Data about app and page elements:
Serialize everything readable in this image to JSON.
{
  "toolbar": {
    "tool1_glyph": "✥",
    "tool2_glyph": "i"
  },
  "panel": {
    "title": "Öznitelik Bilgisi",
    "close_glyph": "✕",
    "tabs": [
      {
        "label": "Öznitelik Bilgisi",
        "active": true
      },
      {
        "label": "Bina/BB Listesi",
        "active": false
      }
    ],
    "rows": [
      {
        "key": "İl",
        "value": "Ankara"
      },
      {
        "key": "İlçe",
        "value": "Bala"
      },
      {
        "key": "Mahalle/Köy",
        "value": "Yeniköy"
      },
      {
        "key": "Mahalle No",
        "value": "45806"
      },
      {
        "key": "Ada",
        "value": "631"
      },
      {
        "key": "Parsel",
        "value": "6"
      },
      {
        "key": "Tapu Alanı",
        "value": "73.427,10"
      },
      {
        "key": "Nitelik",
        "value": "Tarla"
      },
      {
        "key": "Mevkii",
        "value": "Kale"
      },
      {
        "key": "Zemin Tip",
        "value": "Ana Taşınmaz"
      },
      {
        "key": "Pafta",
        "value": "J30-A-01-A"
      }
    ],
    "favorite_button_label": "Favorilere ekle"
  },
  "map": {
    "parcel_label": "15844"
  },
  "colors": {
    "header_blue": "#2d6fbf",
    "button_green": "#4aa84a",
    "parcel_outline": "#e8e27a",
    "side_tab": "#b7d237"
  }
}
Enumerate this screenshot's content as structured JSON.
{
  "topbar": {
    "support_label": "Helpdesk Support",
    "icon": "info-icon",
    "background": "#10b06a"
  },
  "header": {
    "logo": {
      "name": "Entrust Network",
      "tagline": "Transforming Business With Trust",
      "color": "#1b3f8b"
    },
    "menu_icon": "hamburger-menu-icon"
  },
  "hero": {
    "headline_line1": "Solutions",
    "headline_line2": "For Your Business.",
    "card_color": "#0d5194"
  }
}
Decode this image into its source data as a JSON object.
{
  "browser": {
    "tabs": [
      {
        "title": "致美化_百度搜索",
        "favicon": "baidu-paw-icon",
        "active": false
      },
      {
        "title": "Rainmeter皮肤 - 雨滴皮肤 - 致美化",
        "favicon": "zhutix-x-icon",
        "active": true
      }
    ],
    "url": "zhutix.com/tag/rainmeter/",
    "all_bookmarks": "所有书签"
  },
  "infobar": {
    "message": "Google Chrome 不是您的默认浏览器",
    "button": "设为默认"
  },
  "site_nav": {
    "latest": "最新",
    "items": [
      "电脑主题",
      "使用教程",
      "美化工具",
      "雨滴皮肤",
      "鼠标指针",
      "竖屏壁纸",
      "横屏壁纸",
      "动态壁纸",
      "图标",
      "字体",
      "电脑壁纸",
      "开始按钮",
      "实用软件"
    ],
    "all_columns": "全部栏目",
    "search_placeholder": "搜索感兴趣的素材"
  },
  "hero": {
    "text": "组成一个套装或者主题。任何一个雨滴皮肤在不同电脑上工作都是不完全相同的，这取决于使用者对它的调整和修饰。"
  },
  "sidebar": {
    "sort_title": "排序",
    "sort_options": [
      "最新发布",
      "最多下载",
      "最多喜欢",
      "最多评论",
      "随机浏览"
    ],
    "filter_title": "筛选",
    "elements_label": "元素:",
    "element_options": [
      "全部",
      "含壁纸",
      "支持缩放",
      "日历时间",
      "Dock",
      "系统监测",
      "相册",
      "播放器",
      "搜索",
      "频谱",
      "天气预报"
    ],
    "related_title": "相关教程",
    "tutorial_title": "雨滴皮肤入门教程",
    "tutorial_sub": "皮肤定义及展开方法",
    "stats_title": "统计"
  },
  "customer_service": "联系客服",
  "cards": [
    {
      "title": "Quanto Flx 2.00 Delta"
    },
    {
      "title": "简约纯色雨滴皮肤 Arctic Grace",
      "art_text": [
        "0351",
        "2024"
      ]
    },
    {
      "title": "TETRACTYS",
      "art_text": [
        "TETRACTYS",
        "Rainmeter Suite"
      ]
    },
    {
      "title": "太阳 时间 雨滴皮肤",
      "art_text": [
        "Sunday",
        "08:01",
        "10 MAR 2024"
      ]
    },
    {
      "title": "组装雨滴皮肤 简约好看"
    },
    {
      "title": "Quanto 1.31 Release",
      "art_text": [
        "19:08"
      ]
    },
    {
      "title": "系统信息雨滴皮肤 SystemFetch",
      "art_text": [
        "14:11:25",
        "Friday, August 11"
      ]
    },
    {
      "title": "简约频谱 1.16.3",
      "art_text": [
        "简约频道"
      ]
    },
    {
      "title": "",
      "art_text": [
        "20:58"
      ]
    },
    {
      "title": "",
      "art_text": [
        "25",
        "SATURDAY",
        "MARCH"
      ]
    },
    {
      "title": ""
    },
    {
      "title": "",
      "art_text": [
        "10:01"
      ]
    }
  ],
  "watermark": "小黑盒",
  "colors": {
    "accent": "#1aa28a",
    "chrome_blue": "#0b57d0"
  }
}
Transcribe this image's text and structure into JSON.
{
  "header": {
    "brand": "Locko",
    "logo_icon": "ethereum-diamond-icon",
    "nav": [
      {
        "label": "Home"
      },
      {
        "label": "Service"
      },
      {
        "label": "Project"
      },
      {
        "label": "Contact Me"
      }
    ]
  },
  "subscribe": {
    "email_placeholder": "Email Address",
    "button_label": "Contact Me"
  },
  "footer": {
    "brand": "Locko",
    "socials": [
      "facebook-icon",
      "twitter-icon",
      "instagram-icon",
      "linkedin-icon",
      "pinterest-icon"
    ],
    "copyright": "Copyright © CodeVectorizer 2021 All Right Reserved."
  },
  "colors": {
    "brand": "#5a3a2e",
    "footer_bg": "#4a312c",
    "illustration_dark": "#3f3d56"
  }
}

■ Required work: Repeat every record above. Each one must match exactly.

■ The completed task:
Serialize everything readable in this image to JSON.
{
  "toolbar": {
    "tool1_glyph": "✥",
    "tool2_glyph": "i"
  },
  "panel": {
    "title": "Öznitelik Bilgisi",
    "close_glyph": "✕",
    "tabs": [
      {
        "label": "Öznitelik Bilgisi",
        "active": true
      },
      {
        "label": "Bina/BB Listesi",
        "active": false
      }
    ],
    "rows": [
      {
        "key": "İl",
        "value": "Ankara"
      },
      {
        "key": "İlçe",
        "value": "Bala"
      },
      {
        "key": "Mahalle/Köy",
        "value": "Yeniköy"
      },
      {
        "key": "Mahalle No",
        "value": "45806"
      },
      {
        "key": "Ada",
        "value": "631"
      },
      {
        "key": "Parsel",
        "value": "6"
      },
      {
        "key": "Tapu Alanı",
        "value": "73.427,10"
      },
      {
        "key": "Nitelik",
        "value": "Tarla"
      },
      {
        "key": "Mevkii",
        "value": "Kale"
      },
      {
        "key": "Zemin Tip",
        "value": "Ana Taşınmaz"
      },
      {
        "key": "Pafta",
        "value": "J30-A-01-A"
      }
    ],
    "favorite_button_label": "Favorilere ekle"
  },
  "map": {
    "parcel_label": "15844"
  },
  "colors": {
    "header_blue": "#2d6fbf",
    "button_green": "#4aa84a",
    "parcel_outline": "#e8e27a",
    "side_tab": "#b7d237"
  }
}
Enumerate this screenshot's content as structured JSON.
{
  "topbar": {
    "support_label": "Helpdesk Support",
    "icon": "info-icon",
    "background": "#10b06a"
  },
  "header": {
    "logo": {
      "name": "Entrust Network",
      "tagline": "Transforming Business With Trust",
      "color": "#1b3f8b"
    },
    "menu_icon": "hamburger-menu-icon"
  },
  "hero": {
    "headline_line1": "Solutions",
    "headline_line2": "For Your Business.",
    "card_color": "#0d5194"
  }
}
Decode this image into its source data as a JSON object.
{
  "browser": {
    "tabs": [
      {
        "title": "致美化_百度搜索",
        "favicon": "baidu-paw-icon",
        "active": false
      },
      {
        "title": "Rainmeter皮肤 - 雨滴皮肤 - 致美化",
        "favicon": "zhutix-x-icon",
        "active": true
      }
    ],
    "url": "zhutix.com/tag/rainmeter/",
    "all_bookmarks": "所有书签"
  },
  "infobar": {
    "message": "Google Chrome 不是您的默认浏览器",
    "button": "设为默认"
  },
  "site_nav": {
    "latest": "最新",
    "items": [
      "电脑主题",
      "使用教程",
      "美化工具",
      "雨滴皮肤",
      "鼠标指针",
      "竖屏壁纸",
      "横屏壁纸",
      "动态壁纸",
      "图标",
      "字体",
      "电脑壁纸",
      "开始按钮",
      "实用软件"
    ],
    "all_columns": "全部栏目",
    "search_placeholder": "搜索感兴趣的素材"
  },
  "hero": {
    "text": "组成一个套装或者主题。任何一个雨滴皮肤在不同电脑上工作都是不完全相同的，这取决于使用者对它的调整和修饰。"
  },
  "sidebar": {
    "sort_title": "排序",
    "sort_options": [
      "最新发布",
      "最多下载",
      "最多喜欢",
      "最多评论",
      "随机浏览"
    ],
    "filter_title": "筛选",
    "elements_label": "元素:",
    "element_options": [
      "全部",
      "含壁纸",
      "支持缩放",
      "日历时间",
      "Dock",
      "系统监测",
      "相册",
      "播放器",
      "搜索",
      "频谱",
      "天气预报"
    ],
    "related_title": "相关教程",
    "tutorial_title": "雨滴皮肤入门教程",
    "tutorial_sub": "皮肤定义及展开方法",
    "stats_title": "统计"
  },
  "customer_service": "联系客服",
  "cards": [
    {
      "title": "Quanto Flx 2.00 Delta"
    },
    {
      "title": "简约纯色雨滴皮肤 Arctic Grace",
      "art_text": [
        "0351",
        "2024"
      ]
    },
    {
      "title": "TETRACTYS",
      "art_text": [
        "TETRACTYS",
        "Rainmeter Suite"
      ]
    },
    {
      "title": "太阳 时间 雨滴皮肤",
      "art_text": [
        "Sunday",
        "08:01",
        "10 MAR 2024"
      ]
    },
    {
      "title": "组装雨滴皮肤 简约好看"
    },
    {
      "title": "Quanto 1.31 Release",
      "art_text": [
        "19:08"
      ]
    },
    {
      "title": "系统信息雨滴皮肤 SystemFetch",
      "art_text": [
        "14:11:25",
        "Friday, August 11"
      ]
    },
    {
      "title": "简约频谱 1.16.3",
      "art_text": [
        "简约频道"
      ]
    },
    {
      "title": "",
      "art_text": [
        "20:58"
      ]
    },
    {
      "title": "",
      "art_text": [
        "25",
        "SATURDAY",
        "MARCH"
      ]
    },
    {
      "title": ""
    },
    {
      "title": "",
      "art_text": [
        "10:01"
      ]
    }
  ],
  "watermark": "小黑盒",
  "colors": {
    "accent": "#1aa28a",
    "chrome_blue": "#0b57d0"
  }
}
Transcribe this image's text and structure into JSON.
{
  "header": {
    "brand": "Locko",
    "logo_icon": "ethereum-diamond-icon",
    "nav": [
      {
        "label": "Home"
      },
      {
        "label": "Service"
      },
      {
        "label": "Project"
      },
      {
        "label": "Contact Me"
      }
    ]
  },
  "subscribe": {
    "email_placeholder": "Email Address",
    "button_label": "Contact Me"
  },
  "footer": {
    "brand": "Locko",
    "socials": [
      "facebook-icon",
      "twitter-icon",
      "instagram-icon",
      "linkedin-icon",
      "pinterest-icon"
    ],
    "copyright": "Copyright © CodeVectorizer 2021 All Right Reserved."
  },
  "colors": {
    "brand": "#5a3a2e",
    "footer_bg": "#4a312c",
    "illustration_dark": "#3f3d56"
  }
}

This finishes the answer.